DATA TO PROCESS:
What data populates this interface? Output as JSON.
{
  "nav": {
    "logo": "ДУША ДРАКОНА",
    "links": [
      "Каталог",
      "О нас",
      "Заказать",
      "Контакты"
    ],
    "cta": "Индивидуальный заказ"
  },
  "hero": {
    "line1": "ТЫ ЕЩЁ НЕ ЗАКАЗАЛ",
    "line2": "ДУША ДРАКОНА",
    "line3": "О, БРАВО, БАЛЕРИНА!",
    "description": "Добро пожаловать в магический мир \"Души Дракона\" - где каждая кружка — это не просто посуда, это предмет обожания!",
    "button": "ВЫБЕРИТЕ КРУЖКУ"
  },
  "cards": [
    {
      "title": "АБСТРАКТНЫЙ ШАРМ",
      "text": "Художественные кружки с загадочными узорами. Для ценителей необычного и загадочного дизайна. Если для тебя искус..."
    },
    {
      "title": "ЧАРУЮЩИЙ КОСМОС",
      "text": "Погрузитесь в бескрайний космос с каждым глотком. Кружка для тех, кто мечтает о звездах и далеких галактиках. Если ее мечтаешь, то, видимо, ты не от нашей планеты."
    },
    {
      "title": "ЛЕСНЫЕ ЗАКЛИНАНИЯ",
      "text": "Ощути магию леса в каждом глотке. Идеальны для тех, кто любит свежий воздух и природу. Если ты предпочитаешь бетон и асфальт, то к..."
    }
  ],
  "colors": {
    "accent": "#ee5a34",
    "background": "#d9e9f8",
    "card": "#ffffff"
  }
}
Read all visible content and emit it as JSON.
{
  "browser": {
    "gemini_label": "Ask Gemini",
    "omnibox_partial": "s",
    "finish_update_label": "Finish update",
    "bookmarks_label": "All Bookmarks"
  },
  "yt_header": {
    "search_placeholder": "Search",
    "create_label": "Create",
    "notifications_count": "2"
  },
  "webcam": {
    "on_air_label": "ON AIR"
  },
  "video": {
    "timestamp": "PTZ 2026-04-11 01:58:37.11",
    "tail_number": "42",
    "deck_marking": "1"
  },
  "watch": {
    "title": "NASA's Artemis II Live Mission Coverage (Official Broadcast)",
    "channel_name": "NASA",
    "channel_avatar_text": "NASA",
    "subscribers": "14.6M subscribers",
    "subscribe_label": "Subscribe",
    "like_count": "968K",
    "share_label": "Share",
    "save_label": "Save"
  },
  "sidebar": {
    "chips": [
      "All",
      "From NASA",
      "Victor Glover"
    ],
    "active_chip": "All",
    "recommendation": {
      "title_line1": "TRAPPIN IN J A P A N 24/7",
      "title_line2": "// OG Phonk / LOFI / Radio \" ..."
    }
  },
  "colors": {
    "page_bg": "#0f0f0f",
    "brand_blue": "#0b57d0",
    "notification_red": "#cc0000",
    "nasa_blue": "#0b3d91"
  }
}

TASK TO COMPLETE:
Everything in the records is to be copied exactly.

SOLUTION:
What data populates this interface? Output as JSON.
{
  "nav": {
    "logo": "ДУША ДРАКОНА",
    "links": [
      "Каталог",
      "О нас",
      "Заказать",
      "Контакты"
    ],
    "cta": "Индивидуальный заказ"
  },
  "hero": {
    "line1": "ТЫ ЕЩЁ НЕ ЗАКАЗАЛ",
    "line2": "ДУША ДРАКОНА",
    "line3": "О, БРАВО, БАЛЕРИНА!",
    "description": "Добро пожаловать в магический мир \"Души Дракона\" - где каждая кружка — это не просто посуда, это предмет обожания!",
    "button": "ВЫБЕРИТЕ КРУЖКУ"
  },
  "cards": [
    {
      "title": "АБСТРАКТНЫЙ ШАРМ",
      "text": "Художественные кружки с загадочными узорами. Для ценителей необычного и загадочного дизайна. Если для тебя искус..."
    },
    {
      "title": "ЧАРУЮЩИЙ КОСМОС",
      "text": "Погрузитесь в бескрайний космос с каждым глотком. Кружка для тех, кто мечтает о звездах и далеких галактиках. Если ее мечтаешь, то, видимо, ты не от нашей планеты."
    },
    {
      "title": "ЛЕСНЫЕ ЗАКЛИНАНИЯ",
      "text": "Ощути магию леса в каждом глотке. Идеальны для тех, кто любит свежий воздух и природу. Если ты предпочитаешь бетон и асфальт, то к..."
    }
  ],
  "colors": {
    "accent": "#ee5a34",
    "background": "#d9e9f8",
    "card": "#ffffff"
  }
}
Read all visible content and emit it as JSON.
{
  "browser": {
    "gemini_label": "Ask Gemini",
    "omnibox_partial": "s",
    "finish_update_label": "Finish update",
    "bookmarks_label": "All Bookmarks"
  },
  "yt_header": {
    "search_placeholder": "Search",
    "create_label": "Create",
    "notifications_count": "2"
  },
  "webcam": {
    "on_air_label": "ON AIR"
  },
  "video": {
    "timestamp": "PTZ 2026-04-11 01:58:37.11",
    "tail_number": "42",
    "deck_marking": "1"
  },
  "watch": {
    "title": "NASA's Artemis II Live Mission Coverage (Official Broadcast)",
    "channel_name": "NASA",
    "channel_avatar_text": "NASA",
    "subscribers": "14.6M subscribers",
    "subscribe_label": "Subscribe",
    "like_count": "968K",
    "share_label": "Share",
    "save_label": "Save"
  },
  "sidebar": {
    "chips": [
      "All",
      "From NASA",
      "Victor Glover"
    ],
    "active_chip": "All",
    "recommendation": {
      "title_line1": "TRAPPIN IN J A P A N 24/7",
      "title_line2": "// OG Phonk / LOFI / Radio \" ..."
    }
  },
  "colors": {
    "page_bg": "#0f0f0f",
    "brand_blue": "#0b57d0",
    "notification_red": "#cc0000",
    "nasa_blue": "#0b3d91"
  }
}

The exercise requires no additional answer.